Records excerpted from a collection:
* * * *
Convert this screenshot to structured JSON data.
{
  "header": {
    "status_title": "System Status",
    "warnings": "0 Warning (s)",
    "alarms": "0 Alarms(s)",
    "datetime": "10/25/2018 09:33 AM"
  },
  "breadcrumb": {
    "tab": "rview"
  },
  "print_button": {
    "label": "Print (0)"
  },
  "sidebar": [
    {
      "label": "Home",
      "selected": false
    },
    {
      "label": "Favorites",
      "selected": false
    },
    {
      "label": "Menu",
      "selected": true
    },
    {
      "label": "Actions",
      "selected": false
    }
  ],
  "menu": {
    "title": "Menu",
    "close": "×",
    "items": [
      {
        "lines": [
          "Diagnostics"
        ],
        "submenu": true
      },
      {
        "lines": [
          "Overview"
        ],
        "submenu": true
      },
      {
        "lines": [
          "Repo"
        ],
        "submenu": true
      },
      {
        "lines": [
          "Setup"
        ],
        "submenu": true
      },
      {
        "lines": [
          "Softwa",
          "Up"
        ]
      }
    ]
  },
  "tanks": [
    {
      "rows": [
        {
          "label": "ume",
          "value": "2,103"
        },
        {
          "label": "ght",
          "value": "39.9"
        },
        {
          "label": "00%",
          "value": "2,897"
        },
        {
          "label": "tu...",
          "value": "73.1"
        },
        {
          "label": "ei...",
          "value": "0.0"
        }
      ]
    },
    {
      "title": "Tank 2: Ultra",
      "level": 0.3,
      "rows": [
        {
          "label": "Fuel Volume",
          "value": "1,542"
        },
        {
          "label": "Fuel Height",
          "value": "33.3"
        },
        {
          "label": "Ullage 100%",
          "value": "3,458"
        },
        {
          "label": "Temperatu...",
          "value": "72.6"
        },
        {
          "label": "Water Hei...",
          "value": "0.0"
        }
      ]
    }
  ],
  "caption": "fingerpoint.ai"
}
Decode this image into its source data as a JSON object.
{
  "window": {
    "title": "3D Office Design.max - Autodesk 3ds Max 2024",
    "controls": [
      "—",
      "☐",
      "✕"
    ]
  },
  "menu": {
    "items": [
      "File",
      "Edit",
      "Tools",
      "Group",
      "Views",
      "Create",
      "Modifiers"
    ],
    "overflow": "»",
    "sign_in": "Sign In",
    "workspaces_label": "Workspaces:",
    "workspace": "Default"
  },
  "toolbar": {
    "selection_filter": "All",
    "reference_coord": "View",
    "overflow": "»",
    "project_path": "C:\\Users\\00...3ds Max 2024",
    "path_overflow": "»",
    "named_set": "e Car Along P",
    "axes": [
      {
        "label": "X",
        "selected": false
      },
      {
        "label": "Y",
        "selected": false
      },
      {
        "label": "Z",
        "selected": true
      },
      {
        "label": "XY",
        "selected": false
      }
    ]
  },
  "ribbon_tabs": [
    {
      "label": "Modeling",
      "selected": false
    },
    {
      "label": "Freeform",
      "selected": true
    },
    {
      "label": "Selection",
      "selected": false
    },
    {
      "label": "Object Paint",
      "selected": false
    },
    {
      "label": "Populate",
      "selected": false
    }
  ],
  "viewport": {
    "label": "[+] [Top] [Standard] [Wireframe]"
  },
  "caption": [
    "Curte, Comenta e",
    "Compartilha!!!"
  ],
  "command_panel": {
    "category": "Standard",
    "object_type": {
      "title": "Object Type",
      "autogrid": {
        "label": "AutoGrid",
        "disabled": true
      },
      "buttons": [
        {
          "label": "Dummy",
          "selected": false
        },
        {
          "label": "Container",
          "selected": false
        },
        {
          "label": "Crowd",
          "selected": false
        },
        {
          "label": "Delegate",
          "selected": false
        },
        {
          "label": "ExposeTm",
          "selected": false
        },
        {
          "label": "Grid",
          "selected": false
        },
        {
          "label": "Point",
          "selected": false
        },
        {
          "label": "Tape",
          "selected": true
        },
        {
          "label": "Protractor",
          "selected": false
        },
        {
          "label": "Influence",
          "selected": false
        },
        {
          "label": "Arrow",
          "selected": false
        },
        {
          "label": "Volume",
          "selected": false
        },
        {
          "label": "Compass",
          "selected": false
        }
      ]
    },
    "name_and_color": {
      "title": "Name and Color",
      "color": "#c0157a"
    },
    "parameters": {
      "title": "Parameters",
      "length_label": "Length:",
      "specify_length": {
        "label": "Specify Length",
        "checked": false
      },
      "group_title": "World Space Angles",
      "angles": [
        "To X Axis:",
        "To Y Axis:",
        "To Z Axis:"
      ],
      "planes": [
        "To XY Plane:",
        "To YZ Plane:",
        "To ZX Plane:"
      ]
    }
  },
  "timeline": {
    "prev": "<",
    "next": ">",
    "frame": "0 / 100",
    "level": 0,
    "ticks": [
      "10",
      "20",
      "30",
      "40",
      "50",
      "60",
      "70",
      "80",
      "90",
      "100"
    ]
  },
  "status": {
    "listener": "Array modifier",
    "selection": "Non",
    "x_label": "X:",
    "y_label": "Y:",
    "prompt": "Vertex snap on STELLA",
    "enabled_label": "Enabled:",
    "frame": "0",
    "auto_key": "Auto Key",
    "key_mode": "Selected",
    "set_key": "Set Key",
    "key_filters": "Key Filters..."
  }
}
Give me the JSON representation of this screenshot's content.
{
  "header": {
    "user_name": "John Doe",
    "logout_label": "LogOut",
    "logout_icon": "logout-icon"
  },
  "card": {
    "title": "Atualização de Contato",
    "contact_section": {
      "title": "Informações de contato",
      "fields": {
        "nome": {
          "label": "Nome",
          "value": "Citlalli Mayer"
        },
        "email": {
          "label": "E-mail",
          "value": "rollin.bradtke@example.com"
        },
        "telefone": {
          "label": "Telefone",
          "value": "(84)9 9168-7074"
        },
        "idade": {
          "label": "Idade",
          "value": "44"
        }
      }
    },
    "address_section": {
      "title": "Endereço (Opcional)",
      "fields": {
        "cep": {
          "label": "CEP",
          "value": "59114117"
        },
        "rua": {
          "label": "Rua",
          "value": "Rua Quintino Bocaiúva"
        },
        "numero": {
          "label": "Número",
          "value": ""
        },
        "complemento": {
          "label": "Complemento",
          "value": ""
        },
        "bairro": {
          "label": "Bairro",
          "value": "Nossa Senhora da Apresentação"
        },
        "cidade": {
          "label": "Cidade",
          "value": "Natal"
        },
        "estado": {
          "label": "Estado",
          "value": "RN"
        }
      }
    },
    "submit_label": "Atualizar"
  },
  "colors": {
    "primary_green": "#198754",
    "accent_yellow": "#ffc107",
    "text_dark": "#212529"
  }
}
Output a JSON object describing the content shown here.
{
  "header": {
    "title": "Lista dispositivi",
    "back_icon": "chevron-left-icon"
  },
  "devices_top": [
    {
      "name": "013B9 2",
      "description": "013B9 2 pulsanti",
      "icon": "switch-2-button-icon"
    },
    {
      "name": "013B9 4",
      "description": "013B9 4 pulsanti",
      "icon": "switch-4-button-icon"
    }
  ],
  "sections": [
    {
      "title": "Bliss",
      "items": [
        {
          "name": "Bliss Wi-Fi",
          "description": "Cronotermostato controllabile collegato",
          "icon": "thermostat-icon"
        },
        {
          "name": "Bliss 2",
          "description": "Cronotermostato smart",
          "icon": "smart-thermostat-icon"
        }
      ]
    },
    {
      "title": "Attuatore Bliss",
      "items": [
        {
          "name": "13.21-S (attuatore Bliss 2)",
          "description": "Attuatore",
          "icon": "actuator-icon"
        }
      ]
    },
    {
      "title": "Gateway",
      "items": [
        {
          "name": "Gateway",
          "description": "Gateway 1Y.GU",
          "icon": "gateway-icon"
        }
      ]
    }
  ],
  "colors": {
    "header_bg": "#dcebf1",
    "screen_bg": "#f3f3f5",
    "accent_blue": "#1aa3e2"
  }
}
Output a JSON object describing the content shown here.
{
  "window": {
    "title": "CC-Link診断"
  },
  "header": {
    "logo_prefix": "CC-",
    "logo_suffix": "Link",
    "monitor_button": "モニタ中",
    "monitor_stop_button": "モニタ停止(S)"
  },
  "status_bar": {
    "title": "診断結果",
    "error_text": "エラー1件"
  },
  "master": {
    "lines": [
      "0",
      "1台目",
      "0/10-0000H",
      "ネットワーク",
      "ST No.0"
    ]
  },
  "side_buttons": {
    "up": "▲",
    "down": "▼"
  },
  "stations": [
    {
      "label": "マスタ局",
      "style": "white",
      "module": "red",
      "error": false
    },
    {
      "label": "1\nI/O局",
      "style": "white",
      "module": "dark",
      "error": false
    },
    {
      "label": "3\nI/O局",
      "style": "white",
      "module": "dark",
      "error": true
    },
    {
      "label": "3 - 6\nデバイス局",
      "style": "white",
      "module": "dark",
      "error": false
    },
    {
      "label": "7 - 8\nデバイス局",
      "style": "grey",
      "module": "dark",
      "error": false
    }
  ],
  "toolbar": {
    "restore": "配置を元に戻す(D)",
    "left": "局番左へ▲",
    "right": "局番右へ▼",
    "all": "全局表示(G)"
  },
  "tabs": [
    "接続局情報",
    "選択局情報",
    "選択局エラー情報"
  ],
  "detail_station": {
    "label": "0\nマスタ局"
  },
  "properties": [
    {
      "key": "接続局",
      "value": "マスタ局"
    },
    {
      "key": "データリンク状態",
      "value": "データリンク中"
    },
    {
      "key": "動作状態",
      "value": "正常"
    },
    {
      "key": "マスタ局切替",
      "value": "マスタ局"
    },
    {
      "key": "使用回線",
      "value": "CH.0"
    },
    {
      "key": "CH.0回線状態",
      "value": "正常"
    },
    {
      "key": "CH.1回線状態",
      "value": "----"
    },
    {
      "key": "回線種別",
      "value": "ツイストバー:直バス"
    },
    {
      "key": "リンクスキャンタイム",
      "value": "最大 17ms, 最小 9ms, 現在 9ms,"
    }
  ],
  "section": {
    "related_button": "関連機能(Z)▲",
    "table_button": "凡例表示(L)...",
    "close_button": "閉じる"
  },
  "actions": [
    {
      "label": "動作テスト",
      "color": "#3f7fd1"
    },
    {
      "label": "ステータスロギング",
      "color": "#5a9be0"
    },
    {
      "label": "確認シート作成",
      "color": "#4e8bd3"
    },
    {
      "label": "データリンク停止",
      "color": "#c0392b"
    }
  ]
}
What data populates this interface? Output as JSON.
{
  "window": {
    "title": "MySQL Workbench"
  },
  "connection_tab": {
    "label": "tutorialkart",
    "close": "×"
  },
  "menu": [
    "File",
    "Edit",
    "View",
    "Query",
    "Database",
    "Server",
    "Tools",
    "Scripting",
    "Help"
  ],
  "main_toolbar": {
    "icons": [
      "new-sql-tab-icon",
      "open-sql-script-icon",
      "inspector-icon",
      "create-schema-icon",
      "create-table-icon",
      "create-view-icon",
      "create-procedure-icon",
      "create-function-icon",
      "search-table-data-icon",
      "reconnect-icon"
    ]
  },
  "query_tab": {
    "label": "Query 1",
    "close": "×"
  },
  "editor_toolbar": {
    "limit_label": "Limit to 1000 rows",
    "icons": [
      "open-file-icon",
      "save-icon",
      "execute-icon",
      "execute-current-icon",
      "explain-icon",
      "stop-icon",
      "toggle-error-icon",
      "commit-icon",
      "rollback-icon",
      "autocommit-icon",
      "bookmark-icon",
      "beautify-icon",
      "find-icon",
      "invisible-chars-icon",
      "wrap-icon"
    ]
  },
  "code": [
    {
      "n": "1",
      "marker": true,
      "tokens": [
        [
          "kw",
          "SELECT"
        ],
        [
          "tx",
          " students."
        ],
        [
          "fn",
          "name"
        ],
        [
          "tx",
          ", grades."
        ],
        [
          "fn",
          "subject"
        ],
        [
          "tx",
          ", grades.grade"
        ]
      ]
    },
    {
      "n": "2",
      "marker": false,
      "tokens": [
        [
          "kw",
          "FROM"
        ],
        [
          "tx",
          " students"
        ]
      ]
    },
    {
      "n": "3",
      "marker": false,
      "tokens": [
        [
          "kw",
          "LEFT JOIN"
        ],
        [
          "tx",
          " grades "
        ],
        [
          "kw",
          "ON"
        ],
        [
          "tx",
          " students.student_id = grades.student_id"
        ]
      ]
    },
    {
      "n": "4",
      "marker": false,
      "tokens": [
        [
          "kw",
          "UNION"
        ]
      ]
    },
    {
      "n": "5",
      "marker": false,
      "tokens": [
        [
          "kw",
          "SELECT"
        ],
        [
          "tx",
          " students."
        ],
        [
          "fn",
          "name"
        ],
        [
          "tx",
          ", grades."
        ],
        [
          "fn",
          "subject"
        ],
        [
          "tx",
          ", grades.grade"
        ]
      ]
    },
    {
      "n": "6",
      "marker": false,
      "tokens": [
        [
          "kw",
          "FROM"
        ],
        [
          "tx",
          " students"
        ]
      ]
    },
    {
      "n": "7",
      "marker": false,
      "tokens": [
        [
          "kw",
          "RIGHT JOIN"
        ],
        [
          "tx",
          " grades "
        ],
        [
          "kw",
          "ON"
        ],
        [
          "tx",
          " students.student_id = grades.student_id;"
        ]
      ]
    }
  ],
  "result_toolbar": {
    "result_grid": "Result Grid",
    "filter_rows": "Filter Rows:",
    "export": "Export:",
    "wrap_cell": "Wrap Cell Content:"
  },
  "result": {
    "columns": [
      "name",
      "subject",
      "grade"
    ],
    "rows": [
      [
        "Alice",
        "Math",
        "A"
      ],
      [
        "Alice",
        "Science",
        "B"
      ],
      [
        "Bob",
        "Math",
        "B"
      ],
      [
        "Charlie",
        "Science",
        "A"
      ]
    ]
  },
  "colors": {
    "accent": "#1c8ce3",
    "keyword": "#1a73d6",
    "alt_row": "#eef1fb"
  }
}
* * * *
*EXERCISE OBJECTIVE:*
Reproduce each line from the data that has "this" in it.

*RESULT OF THE EXERCISE:*
Convert this screenshot to structured JSON data.
Decode this image into its source data as a JSON object.
Give me the JSON representation of this screenshot's content.
What data populates this interface? Output as JSON.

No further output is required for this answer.